Exercise directions: Your copy of the data should match it exactly, leaving out only the pictures.

Excerpted data:
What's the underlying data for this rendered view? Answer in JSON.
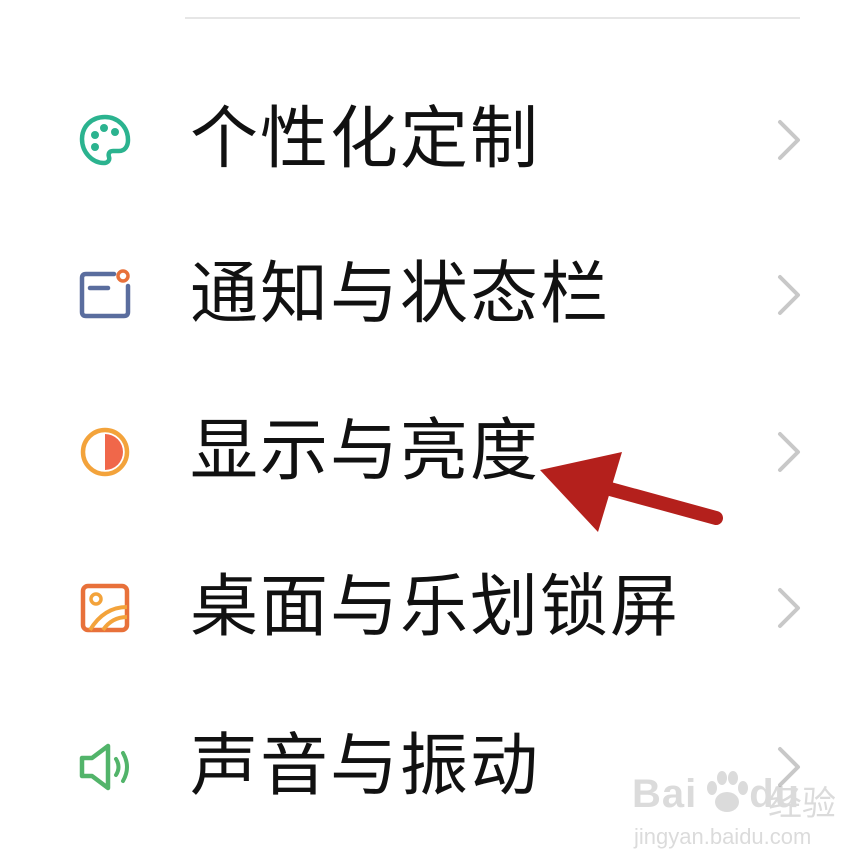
{
  "settings": {
    "items": [
      {
        "label": "个性化定制",
        "icon": "palette-icon",
        "color": "#2bb38f"
      },
      {
        "label": "通知与状态栏",
        "icon": "notification-icon",
        "color": "#5a6d9e"
      },
      {
        "label": "显示与亮度",
        "icon": "brightness-icon",
        "color": "#f3a33b"
      },
      {
        "label": "桌面与乐划锁屏",
        "icon": "wallpaper-icon",
        "color": "#e8713a"
      },
      {
        "label": "声音与振动",
        "icon": "speaker-icon",
        "color": "#52b46a"
      }
    ]
  },
  "annotation": {
    "arrow_color": "#b4201c",
    "points_to": "显示与亮度"
  },
  "watermark": {
    "brand": "Bai",
    "brand_suffix": "du",
    "cn": "经验",
    "url": "jingyan.baidu.com"
  }
}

Your solution:
What's the underlying data for this rendered view? Answer in JSON.
{
  "settings": {
    "items": [
      {
        "label": "个性化定制",
        "icon": "palette-icon",
        "color": "#2bb38f"
      },
      {
        "label": "通知与状态栏",
        "icon": "notification-icon",
        "color": "#5a6d9e"
      },
      {
        "label": "显示与亮度",
        "icon": "brightness-icon",
        "color": "#f3a33b"
      },
      {
        "label": "桌面与乐划锁屏",
        "icon": "wallpaper-icon",
        "color": "#e8713a"
      },
      {
        "label": "声音与振动",
        "icon": "speaker-icon",
        "color": "#52b46a"
      }
    ]
  },
  "annotation": {
    "arrow_color": "#b4201c",
    "points_to": "显示与亮度"
  },
  "watermark": {
    "brand": "Bai",
    "brand_suffix": "du",
    "cn": "经验",
    "url": "jingyan.baidu.com"
  }
}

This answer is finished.